A tour of the Brooklyn Strand
October 27, 2015
We’ve devoted a lot of time on this blog to covering the Brooklyn Strand, a 40-acre stretch of disconnected parks, plazas, and greenways stretching between Downtown Brooklyn and Brooklyn Bridge Park that has the potential to become the great promenade and gateway to Brooklyn.
Helping to lead this charge on behalf of many community partners including the Downtown Brooklyn Partnership is WXY, an award-winning design studio specializing in urban planning and architectural solutions, particularly in challenging contexts. One afternoon spent walking through the Brooklyn Strand reveals just how challenging this particular context is.
“The goal is to detangle the knot created by the Manhattan Bridge, the Brooklyn Bridge, and the BQE,” says Paul van der Grient, WXY’s Architectural Designer for the project.
Last Sunday, van der Grient and Claire Weisz, WXY’s Founding Principal, led three sold-out walking tours of the Brooklyn Strand. About a dozen people attended each session, from all walks of life and various geographies—urban enthusiasts, local residents, tourists, press. The goal of the tour was to introduce the concepts for the Brooklyn Strand, but it had the ancillary effect of getting attendees to think of these disjointed spaces as one unified whole.
The operating metaphor was sculpture—by undoing some of the misguided urban planning of the past and filling in the gaps, the Brooklyn Strand wouldn’t be so much created as revealed, in the same way that a sculptor reveals a subject in a block of granite.
“This is a little bit of an archaeology project,” Weisz said. “You have to use your imagination a bit.”
The tour started at Cadman Plaza Park, just north of the long-closed Brooklyn War Memorial, which sits like an obstacle in the middle of the park. WXY proposes building connecting pedestrian and bike pathways to link the north and south sides of the plaza, while reopening the Memorial and overhauling its roof to become a pedestrian-friendly topside deck.
The tour continued through the Brooklyn Bridge stair and overpass—where ideas include retail and food outlets—to the cloverleaf created by the Brooklyn Bridge off-ramp and the BQE. The plan there is to link Anchorage Plaza, Clumber Corner, and other pockets of green space by building pedestrian connections, curtailing Old Fulton Street crossings, and—most notably—installing a large open-air market called Anchorage Market.
The tour wound its way east of the Flatbush Avenue Extension, touching on the three Bridge Parks, Trinity Park, and ending at the Manhattan Bridge Plaza, a thin wedge of a park that happens to be the only pedestrian entrance to the Manhattan Bridge.
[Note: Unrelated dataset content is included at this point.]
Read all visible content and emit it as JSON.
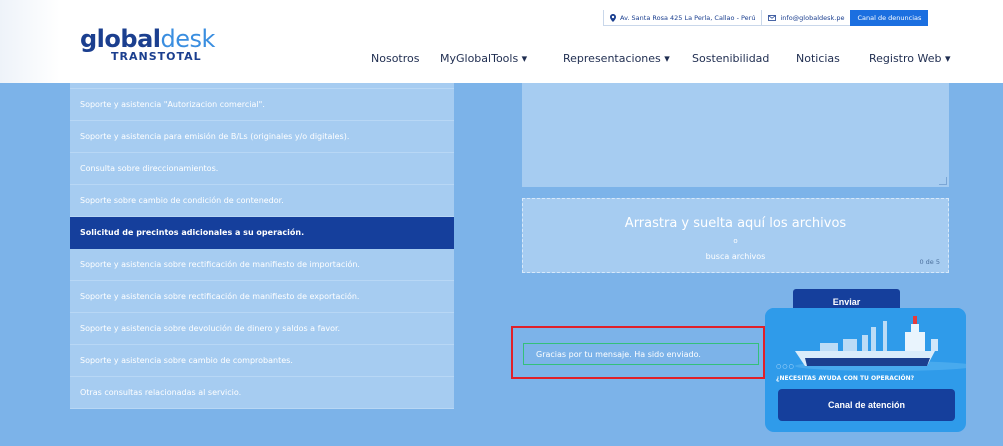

It was a blustery, cold day, and although the vision laid out by the WXY team was intoxicating, they took pains to note that it’s a long-term process. The comprehensive plan was first presented in the spring at a public stakeholder meeting held in partnership with Community Board 2; the suggestions are preliminary, and will require thorough review and due diligence.
“We are still in early stages and as of yet there are no firm implementation dates,” said van der Grient. “But we are continuing to work closely with city agencies and the Office of the Mayor to keep momentum and move toward actionable plans.”
Meanwhile, Phase 2 of the community planning process, which is looking at areas under and along the BQE from the Brooklyn and Manhattan Bridges to Commodore Barry Park, is now underway, with a series of public workshops going on this month.
Interested in attending the next workshop, taking place tomorrow, October 28th? Click here for more details and to RSVP.